▶ **What to work on**:
Count the lines below that contain "sample". Give only the number.

(Extracted data entries)

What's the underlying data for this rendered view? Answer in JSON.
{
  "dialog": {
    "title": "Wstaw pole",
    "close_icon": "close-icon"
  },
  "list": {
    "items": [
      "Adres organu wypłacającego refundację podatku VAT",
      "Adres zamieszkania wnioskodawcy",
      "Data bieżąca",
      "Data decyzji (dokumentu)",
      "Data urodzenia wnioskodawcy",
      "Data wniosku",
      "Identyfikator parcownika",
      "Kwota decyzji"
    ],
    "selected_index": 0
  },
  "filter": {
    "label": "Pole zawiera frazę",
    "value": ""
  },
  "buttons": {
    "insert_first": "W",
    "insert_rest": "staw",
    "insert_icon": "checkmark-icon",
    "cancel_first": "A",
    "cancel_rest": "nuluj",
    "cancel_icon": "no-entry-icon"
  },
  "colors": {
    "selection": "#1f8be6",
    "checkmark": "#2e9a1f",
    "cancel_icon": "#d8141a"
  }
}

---

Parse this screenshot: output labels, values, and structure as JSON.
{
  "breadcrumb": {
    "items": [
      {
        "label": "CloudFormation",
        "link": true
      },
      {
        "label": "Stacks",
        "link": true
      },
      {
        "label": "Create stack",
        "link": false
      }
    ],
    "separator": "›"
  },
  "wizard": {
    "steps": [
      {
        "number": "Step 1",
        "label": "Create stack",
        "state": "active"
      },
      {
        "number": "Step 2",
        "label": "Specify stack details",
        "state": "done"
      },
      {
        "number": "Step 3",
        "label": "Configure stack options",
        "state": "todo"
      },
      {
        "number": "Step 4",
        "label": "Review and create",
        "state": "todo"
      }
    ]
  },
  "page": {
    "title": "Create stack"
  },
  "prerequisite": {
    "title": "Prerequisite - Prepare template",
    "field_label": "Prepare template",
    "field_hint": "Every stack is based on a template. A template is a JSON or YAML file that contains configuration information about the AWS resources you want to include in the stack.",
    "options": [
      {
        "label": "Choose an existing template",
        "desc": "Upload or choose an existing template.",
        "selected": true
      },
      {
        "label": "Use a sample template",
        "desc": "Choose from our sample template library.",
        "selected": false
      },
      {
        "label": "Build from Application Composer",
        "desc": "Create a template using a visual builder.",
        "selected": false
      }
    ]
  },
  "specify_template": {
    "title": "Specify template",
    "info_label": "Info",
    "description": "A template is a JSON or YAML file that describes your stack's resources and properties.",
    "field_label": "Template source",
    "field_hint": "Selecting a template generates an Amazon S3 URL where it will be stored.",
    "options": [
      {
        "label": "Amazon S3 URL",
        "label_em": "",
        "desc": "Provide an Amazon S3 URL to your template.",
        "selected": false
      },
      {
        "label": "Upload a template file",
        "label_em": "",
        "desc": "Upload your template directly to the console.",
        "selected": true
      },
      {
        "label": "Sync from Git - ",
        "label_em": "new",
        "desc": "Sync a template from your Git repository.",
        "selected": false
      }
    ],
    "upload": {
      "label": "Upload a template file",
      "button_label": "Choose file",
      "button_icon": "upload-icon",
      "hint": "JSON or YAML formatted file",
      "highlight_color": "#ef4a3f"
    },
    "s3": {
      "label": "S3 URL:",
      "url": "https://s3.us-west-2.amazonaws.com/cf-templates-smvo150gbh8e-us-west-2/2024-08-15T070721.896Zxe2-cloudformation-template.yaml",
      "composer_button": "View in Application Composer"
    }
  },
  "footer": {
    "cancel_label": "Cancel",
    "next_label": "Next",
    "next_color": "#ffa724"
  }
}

▶ **Solved exercise**:
2